Continuing the 62-year-old Tradition – the National Family Island Regatta of the Bahamas, April 21-25, 2015
For people growing up in the Bahamas in the old days, sailing was not a pastime but a way of life. On the outer islands and small cays sailing was the only transportation. Out of this environment, outstanding sailors and boat builders developed.
CupInfo.com is THE SOURCE for America's Cup News. Here archived in one place are links to all 34th America's Cup racing sailed on San Francisco Bay in 2013. First top photo by Jan Pehrson. This is the America's Cup remembered for foiling 72 foot catamarans flying through the air. All results, rules, boats, facts, live broadcasts, teams, analysis of race data, articles, books -- all found here.
Congratulations to anyone whose Facebook account has not been hammered with postings about an alleged, illegal, computer-driven hydrofoil-stability system aboard Oracle Team USA. Once these things get loose, you can’t kill them.
The 34th America’s Cup between defender Oracle Team USA and challenger Emirates Team New Zealand, hosted by the Golden Gate Yacht Club in San Francisco, CA. Racing in 2013 on September 7-25, with the first team to 9 points deemed the winner.
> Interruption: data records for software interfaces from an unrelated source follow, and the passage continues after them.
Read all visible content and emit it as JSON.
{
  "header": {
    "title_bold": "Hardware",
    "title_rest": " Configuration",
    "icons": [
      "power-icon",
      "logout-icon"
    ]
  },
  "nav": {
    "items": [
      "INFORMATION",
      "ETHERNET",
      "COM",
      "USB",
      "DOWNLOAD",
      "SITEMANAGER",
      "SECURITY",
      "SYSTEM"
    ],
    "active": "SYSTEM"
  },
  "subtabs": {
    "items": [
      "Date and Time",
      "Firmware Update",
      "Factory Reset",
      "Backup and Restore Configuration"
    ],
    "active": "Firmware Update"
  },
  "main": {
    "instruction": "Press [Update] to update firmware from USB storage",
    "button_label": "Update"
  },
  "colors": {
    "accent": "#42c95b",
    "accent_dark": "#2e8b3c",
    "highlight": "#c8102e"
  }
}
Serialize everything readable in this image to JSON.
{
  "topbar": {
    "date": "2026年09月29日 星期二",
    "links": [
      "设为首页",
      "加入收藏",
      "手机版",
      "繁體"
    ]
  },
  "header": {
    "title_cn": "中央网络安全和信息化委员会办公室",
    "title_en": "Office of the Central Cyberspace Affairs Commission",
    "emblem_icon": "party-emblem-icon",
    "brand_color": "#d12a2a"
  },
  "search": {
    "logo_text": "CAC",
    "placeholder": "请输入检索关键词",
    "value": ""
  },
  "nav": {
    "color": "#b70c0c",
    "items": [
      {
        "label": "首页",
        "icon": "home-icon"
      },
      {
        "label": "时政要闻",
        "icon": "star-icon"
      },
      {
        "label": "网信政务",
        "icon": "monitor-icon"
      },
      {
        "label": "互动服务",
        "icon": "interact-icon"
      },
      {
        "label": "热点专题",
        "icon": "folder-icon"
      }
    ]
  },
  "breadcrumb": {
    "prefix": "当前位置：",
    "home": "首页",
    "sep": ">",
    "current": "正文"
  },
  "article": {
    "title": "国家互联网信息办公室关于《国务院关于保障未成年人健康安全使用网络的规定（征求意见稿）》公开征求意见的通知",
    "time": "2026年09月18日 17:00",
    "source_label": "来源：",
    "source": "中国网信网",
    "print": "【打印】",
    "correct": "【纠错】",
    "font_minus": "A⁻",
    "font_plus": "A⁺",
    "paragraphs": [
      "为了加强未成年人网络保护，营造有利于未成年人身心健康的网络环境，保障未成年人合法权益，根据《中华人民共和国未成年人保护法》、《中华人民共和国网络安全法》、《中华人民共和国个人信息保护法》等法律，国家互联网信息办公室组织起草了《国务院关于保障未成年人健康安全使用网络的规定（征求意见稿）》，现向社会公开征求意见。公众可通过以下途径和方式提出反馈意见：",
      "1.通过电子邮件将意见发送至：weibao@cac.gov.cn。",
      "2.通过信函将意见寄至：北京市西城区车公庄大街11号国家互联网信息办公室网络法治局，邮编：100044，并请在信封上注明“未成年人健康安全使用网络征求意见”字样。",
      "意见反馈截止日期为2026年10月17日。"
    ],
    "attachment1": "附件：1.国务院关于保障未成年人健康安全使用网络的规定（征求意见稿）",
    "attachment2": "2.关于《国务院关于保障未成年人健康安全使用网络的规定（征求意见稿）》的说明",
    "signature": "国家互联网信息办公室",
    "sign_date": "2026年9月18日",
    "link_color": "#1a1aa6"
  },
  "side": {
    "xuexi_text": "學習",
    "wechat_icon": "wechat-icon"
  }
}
Team New Zealand dominates challengers. As we enter the final rounds of the Louis Vuitton Cup, continuing through August 30, 2013 in San Francisco, Emirates Team New Zealand (ETNZ) is dominating the field of three America’s Cup challengers.
The 34th America’s Cup is not your grandfather’s yacht race. The oldest trophy in international sport, the America’s Cup was first contested in 1851 and pre-dates the modern Olympics by 45 years. This year’s format for “The Cup” – the oldest trophy in international sport – departs radically from the past.
Jan Pehrson published a dozen travel articles in International Living Magazine when she was in Auckland, New Zealand -- The City of Sails -- photographing the 2003 America's Cup. She wrote about all things water -- sailing, beaches, hot springs -- and the occasional attraction on land